In 2018, the issue with finding notable Black women with dark skin, being given adequate stream time that matches their lighter-skinned counterparts is still very much activated, as the summer was dominated by the angelic voices of uber talented artists who are solidly endorsed by features that helped to secure a world of exposure.
Perhaps, that’s why I was drawn to a tweet from weeks ago, that highlighted at least four young artists we should all know about, but unfortunately there’s a chance some won’t because of under-exposure. It’s the hampering based on the sexual wiles of male hitmakers, who are for spending money and time transforming a mediocre White female into a Black wannabe rapper, instead of giving a creative genius in the form of Azealia Banks — the backing she needs to rule supreme.

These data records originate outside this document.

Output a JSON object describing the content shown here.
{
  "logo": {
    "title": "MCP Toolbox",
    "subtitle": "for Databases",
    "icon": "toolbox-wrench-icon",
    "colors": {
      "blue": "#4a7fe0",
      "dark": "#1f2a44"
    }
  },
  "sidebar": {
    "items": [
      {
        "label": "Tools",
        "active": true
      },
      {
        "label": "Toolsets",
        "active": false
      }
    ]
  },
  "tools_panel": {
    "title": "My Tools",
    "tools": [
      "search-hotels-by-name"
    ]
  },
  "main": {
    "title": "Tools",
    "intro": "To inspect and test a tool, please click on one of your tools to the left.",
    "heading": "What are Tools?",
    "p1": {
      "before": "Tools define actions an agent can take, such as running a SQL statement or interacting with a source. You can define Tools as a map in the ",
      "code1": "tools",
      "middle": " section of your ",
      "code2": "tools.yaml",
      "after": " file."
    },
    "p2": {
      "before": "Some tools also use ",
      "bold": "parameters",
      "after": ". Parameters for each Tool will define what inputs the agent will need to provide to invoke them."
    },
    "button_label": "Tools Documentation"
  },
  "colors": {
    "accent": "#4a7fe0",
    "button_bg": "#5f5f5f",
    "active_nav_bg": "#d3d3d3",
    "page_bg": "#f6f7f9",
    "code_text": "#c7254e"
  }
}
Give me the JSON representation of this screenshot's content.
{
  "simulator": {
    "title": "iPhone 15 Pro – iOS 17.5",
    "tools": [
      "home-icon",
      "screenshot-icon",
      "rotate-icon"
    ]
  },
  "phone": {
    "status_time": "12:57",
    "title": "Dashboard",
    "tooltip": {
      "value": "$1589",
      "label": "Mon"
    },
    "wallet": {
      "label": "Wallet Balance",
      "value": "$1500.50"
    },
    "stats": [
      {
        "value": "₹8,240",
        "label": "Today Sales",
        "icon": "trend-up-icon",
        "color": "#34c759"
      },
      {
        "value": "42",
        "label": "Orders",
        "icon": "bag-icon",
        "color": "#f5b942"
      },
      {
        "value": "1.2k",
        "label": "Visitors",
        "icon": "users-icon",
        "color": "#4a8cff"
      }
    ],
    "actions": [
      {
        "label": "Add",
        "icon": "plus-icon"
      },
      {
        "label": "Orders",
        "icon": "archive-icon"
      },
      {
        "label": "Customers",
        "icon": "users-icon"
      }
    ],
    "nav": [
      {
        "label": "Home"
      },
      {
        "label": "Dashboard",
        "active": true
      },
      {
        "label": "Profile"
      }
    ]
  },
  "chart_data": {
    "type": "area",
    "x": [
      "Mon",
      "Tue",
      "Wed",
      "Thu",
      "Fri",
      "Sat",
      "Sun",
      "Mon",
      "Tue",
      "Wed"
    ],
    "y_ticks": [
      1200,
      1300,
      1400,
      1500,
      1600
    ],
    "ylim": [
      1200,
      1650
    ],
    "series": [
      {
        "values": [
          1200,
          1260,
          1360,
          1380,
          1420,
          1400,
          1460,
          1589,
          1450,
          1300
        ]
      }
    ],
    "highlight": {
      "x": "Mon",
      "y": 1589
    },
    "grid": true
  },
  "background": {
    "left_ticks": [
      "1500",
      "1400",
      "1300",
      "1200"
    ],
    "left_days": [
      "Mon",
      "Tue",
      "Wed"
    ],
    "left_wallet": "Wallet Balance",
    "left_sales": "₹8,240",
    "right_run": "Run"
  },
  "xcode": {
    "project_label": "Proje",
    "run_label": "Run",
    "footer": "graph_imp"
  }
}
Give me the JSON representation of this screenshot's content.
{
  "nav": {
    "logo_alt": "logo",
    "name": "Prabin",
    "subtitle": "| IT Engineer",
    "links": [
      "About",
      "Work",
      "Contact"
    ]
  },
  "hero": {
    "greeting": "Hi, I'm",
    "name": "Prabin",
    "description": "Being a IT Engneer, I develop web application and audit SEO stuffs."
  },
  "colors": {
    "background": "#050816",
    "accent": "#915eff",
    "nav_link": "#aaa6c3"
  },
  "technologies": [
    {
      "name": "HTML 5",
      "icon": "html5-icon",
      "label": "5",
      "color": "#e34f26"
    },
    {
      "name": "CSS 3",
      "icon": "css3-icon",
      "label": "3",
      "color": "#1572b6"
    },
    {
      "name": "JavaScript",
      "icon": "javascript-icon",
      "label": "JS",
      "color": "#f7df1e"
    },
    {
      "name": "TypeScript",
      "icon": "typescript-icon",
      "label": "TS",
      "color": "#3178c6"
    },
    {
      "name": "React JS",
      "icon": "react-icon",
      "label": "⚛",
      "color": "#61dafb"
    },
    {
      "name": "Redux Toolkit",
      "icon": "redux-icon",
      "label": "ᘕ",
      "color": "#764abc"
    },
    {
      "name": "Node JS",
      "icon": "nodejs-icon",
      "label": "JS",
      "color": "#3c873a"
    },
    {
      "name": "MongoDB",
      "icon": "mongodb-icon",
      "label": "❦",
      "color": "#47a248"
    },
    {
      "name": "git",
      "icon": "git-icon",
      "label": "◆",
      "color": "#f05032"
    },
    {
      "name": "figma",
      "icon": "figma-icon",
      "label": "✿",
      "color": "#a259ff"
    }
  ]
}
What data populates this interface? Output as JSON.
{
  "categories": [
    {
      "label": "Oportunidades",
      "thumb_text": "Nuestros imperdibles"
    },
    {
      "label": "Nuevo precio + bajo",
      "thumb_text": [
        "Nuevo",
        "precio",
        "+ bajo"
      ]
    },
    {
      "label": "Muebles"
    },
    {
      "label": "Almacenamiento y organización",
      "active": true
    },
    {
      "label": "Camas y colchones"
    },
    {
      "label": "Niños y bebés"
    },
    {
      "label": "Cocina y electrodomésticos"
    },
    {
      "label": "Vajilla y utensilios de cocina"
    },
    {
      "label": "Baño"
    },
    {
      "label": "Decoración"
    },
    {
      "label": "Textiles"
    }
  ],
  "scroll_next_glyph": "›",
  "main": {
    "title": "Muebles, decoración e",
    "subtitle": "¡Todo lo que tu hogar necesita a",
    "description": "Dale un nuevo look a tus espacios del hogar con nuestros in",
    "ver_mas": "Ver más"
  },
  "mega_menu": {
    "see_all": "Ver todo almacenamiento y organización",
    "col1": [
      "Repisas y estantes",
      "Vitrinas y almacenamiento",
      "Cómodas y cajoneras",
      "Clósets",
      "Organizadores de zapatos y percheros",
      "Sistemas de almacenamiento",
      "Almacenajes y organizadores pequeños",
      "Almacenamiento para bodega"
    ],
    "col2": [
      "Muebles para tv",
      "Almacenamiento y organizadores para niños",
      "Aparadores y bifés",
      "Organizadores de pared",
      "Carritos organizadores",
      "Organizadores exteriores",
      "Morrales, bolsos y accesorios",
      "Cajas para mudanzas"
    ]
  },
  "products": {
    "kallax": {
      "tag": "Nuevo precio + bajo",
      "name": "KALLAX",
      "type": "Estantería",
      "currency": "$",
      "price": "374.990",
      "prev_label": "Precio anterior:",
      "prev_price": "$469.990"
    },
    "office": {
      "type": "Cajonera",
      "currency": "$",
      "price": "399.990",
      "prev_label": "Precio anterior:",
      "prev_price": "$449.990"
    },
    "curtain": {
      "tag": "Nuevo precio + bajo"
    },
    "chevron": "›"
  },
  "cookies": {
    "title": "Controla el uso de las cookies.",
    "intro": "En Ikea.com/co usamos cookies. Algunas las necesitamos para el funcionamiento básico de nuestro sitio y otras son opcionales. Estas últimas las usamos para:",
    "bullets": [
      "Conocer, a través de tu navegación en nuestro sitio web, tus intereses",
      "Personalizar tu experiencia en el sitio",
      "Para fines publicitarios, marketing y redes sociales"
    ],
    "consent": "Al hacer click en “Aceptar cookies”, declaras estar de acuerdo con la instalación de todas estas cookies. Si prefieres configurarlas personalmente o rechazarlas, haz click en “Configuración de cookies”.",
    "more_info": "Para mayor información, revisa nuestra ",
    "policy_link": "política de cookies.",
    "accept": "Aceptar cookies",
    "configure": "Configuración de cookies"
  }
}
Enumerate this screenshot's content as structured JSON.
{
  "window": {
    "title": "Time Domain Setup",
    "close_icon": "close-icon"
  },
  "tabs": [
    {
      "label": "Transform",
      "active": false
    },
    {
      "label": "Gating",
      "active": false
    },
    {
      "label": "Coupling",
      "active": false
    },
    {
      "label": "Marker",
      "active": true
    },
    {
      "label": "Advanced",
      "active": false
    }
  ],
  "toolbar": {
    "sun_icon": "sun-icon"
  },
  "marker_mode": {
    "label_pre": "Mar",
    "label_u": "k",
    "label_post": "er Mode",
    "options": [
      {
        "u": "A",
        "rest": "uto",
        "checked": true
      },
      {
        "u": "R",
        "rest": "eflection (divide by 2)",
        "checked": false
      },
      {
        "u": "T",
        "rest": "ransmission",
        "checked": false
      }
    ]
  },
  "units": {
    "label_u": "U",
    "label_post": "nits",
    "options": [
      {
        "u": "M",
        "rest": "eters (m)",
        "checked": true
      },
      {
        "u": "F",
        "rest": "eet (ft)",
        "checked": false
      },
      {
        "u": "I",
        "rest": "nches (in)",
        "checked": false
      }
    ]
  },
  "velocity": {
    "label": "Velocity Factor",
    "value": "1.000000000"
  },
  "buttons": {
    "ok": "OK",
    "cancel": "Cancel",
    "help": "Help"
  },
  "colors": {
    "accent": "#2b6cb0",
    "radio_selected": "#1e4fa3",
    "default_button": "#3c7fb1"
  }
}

For me, Lauryn Hill was a dream come true, who shifted the landscape with her arrival. Her presence transcended the nonsensical packaging of an industry that is pathetically addicted to the colonial folly of invaders, who ripped us apart based on the falsehood of how Whiteness is the most valued currency.
Yet, enough of us bought the lie, and the ramifications of that purchase is evidenced in how dark-skinned women in particular are systematically shut out of this current trend of “diversity,” which doesn’t include the commanding vocal chords of Black women who look Black, in settings that validate their worth.
Yes, Lauryn Hill has weathered her share of controversy since she blazed the trail with her lyrical wonder that now sits in the Library of Congress after amassing tons of accolades and music’s highest honors.
Clashes with the IRS is an American tradition, and earlier romantic entanglements that took unexpected turns aren’t necessarily unheard of.
But, the endearing strain of inhabiting a new era that no longer honors those who gave so much when much was expected is taking it’s toll.
When I saw her perform at the opening of the new Gansevoort Hotel at Park Avenue South on New Year’s Eve 2010, I didn’t care that she sounded very different from herself and that her energy level wasn’t quite up to par.
It was just divine to witness the woman who was a couple of years younger than me, and yet had achieved more than I will ever amass in my lifetime.
Her well-read response to the accusations against her by fellow musician and previous collaborator Robert Glasper, hit all the right notes, as I could feel the frustration that comes with being a Black woman who looks Black, and despite that truth that threatens to levy limitations — there’s a victorious tendency towards excellence that speaks for itself.
Lauryn Hill may be the worst when it comes to showing up on time, or keeping other commitments accordingly, but what we can’t do is erase her legacy with petty accusations. We can’t downplay her immense contribution to a genre that still hasn’t gifted us with nearly enough personalized replicas, that gave me what I gratifyingly accepted with love back in the summer of 1998.
I was a young woman, and now I’m not so young, and I’m not old either. I’m just in the phase where one is easily invisible unless you can be identified from the over-crowded influencers who nominate Cardi B above all else.
Once upon a time, an album saved my life, and gave me hope for the future, while elevating my worth as a Black woman who looks Black, and doesn’t give a damn whether or not that’s a trend that will last.
It’s a good thing that I never cared because I was never a trend, and from the looks of things, that will continue past my lifetime. But, thankfully I can listen to homages to a heroine through Drake and others, who are young and respectful enough to give back.
And then I can sink back into the original and pretend that nothing ever changed since that young Black girl laid on the couch, and imagined what to expect from primed womanhood.
Well, she’s darker and wiser, and the Ex-factor is still a factor, and so are many other things that made being young, Black and female — an education.